“I had a pretty bad downswing from May till the end of October last year. I was getting deep runs still, so I knew I was still playing good, but whenever I got down to it I was just messing it up or getting screwed. I think I was too anxious, feeling like when I got deep I had to make that one count and maybe trying too hard.

“In 2009 on PokerStars’ Official Poker Rankings, I think I was ranked second out of whatever the ridiculous amount of people it was, and then in 2010 I was 118,000th. It wasn’t that I’d started to do hardcore drugs and lost the plot and couldn’t play, I was still playing my game and playing good, it was just the ridiculous variance.

“I obviously ran really well when I came second that year, got really lucky in big tournaments, but I had the complete flip side of it the next year and that was really tough, having all that success before then having a year that wasn’t all that great at all last year.

“I wouldn’t doubt myself if I had a bad couple of weeks, but when it turns into a bad couple of months, you definitely hear the things. The new guys are coming in above you and saying you’ve lost it, you could only beat the games when they were soft and now all these new guys are better than you, you’ve lost your passion for the game.

“You want to prove these people wrong and get driven on to try even harder, and maybe that’s where you start changing your game and trying too hard when it was fine to begin with.”

Dealing with your own downswings can be tough enough, but over the past two years Moorman has developed a stable of players he backs which has grown to over 30 in size. The highs can be hugely rewarding, but the lows can see a horse’s bad run cost you dear and leave you in the catch 22 situation of either providing further backing, and therefore getting in deeper, or sacking the horse from your stable and writing off the often sizable losses incurred to date.

A typical Sunday can cost Moorman more than a hundred thousand dollars, and an event like the upcoming World Series could see his outlay run into seven figures. With risk comes reward, and some of the scores his horses have made provided huge windfalls. Tyler Reiman’s second place at last year’s PCA saw him split his $1.75m winnings down the middle with backer Moorman, while Chris hurriedly flew out to the final table of the WPT at Foxwoods last October as not one but two of his horses had made the six-man final table.
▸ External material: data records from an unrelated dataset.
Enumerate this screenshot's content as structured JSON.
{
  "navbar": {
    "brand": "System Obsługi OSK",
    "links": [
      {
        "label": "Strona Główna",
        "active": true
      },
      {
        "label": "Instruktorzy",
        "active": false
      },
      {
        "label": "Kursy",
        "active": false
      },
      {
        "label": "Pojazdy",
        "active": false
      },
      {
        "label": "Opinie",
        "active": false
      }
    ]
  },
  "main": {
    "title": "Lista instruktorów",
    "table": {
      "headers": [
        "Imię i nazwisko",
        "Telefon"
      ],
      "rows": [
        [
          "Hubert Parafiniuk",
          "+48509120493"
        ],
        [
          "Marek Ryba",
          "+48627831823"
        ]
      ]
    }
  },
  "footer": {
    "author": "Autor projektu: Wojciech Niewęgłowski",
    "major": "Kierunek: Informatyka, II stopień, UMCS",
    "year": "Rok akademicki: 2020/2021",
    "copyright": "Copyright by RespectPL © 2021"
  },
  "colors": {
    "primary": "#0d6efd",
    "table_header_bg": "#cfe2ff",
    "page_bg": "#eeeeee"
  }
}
On the flip side, any downswing in your own game can be magnified by your stable all losing. And Moorman has had to deal with horses stealing from him and losing friends over backing.

“It’s probably affected my game a bit. I try and deal with things like sending money when I’m not playing or during breaks, but obviously it gives me less time to focus on things I’m doing wrong. But it helps in another way because I’m usually watching when a horse goes deep in a tournament, and they might be telling me their cards, so you learn different styles, so I see the good things that, say, a tighter player might be doing, and try to bring them into my game. When you’re trying to change your game it helps when you have different people to talk to who have different opinions.”

Black Friday has left Moorman’s staking operation up in the air, but, as he tries to work out the best way forward for his mainly American stable, there has been a marked change in the general standard of play on the US-facing sites without our friends from across the pond.

“Since Black Friday I’ve been grinding pretty hard online and have noticed a huge difference. The fields are much smaller and less saturated with solid pros. This has made for a lot more deep runs and final tables. I've also found myself to have a much greater edge than previously in the latter stages and variance is a lot smaller than before because there is less chance of a sustained losing period.”

While the dust settles following Black Friday, and new players continue to emerge and challenge his superiority in the highest stakes online tournaments, one thing remains the same - Chris Moorman is not ready to give up his crown as the king of online poker just yet.